══ DATA PROVIDED
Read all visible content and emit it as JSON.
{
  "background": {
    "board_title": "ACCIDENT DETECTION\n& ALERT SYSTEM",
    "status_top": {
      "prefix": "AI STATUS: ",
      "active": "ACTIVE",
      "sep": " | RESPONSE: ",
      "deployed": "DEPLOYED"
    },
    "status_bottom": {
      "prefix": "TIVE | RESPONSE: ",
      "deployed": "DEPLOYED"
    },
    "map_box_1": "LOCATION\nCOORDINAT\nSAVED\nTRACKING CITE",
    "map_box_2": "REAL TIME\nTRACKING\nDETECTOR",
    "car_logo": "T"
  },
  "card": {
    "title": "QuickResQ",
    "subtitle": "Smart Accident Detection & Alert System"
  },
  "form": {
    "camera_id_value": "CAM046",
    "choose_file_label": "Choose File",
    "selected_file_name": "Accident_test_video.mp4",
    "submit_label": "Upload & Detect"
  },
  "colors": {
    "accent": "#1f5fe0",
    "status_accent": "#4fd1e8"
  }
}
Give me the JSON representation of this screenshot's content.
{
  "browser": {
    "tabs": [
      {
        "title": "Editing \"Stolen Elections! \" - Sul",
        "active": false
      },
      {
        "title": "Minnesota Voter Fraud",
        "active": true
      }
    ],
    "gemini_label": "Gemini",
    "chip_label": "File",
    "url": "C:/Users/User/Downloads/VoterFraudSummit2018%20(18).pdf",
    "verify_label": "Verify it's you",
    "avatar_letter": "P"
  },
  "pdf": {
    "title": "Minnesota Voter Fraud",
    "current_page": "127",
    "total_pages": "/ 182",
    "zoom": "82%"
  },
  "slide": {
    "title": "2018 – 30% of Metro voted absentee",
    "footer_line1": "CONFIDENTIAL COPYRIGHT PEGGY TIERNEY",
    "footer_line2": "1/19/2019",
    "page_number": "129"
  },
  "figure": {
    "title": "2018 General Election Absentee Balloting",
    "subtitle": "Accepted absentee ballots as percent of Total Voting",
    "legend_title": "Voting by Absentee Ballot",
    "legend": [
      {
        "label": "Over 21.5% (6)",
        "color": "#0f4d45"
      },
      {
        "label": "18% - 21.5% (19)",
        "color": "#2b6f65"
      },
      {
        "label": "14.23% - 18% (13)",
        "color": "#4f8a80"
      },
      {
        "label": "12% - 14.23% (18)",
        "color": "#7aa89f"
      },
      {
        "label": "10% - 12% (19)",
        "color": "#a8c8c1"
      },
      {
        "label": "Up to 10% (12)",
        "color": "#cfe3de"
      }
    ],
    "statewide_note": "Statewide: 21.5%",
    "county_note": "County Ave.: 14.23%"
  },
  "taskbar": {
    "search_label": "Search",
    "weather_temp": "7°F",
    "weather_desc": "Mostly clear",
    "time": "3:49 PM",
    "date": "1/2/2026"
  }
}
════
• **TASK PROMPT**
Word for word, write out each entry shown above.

• **REPLY**
Read all visible content and emit it as JSON.
{
  "background": {
    "board_title": "ACCIDENT DETECTION\n& ALERT SYSTEM",
    "status_top": {
      "prefix": "AI STATUS: ",
      "active": "ACTIVE",
      "sep": " | RESPONSE: ",
      "deployed": "DEPLOYED"
    },
    "status_bottom": {
      "prefix": "TIVE | RESPONSE: ",
      "deployed": "DEPLOYED"
    },
    "map_box_1": "LOCATION\nCOORDINAT\nSAVED\nTRACKING CITE",
    "map_box_2": "REAL TIME\nTRACKING\nDETECTOR",
    "car_logo": "T"
  },
  "card": {
    "title": "QuickResQ",
    "subtitle": "Smart Accident Detection & Alert System"
  },
  "form": {
    "camera_id_value": "CAM046",
    "choose_file_label": "Choose File",
    "selected_file_name": "Accident_test_video.mp4",
    "submit_label": "Upload & Detect"
  },
  "colors": {
    "accent": "#1f5fe0",
    "status_accent": "#4fd1e8"
  }
}
Give me the JSON representation of this screenshot's content.
{
  "browser": {
    "tabs": [
      {
        "title": "Editing \"Stolen Elections! \" - Sul",
        "active": false
      },
      {
        "title": "Minnesota Voter Fraud",
        "active": true
      }
    ],
    "gemini_label": "Gemini",
    "chip_label": "File",
    "url": "C:/Users/User/Downloads/VoterFraudSummit2018%20(18).pdf",
    "verify_label": "Verify it's you",
    "avatar_letter": "P"
  },
  "pdf": {
    "title": "Minnesota Voter Fraud",
    "current_page": "127",
    "total_pages": "/ 182",
    "zoom": "82%"
  },
  "slide": {
    "title": "2018 – 30% of Metro voted absentee",
    "footer_line1": "CONFIDENTIAL COPYRIGHT PEGGY TIERNEY",
    "footer_line2": "1/19/2019",
    "page_number": "129"
  },
  "figure": {
    "title": "2018 General Election Absentee Balloting",
    "subtitle": "Accepted absentee ballots as percent of Total Voting",
    "legend_title": "Voting by Absentee Ballot",
    "legend": [
      {
        "label": "Over 21.5% (6)",
        "color": "#0f4d45"
      },
      {
        "label": "18% - 21.5% (19)",
        "color": "#2b6f65"
      },
      {
        "label": "14.23% - 18% (13)",
        "color": "#4f8a80"
      },
      {
        "label": "12% - 14.23% (18)",
        "color": "#7aa89f"
      },
      {
        "label": "10% - 12% (19)",
        "color": "#a8c8c1"
      },
      {
        "label": "Up to 10% (12)",
        "color": "#cfe3de"
      }
    ],
    "statewide_note": "Statewide: 21.5%",
    "county_note": "County Ave.: 14.23%"
  },
  "taskbar": {
    "search_label": "Search",
    "weather_temp": "7°F",
    "weather_desc": "Mostly clear",
    "time": "3:49 PM",
    "date": "1/2/2026"
  }
}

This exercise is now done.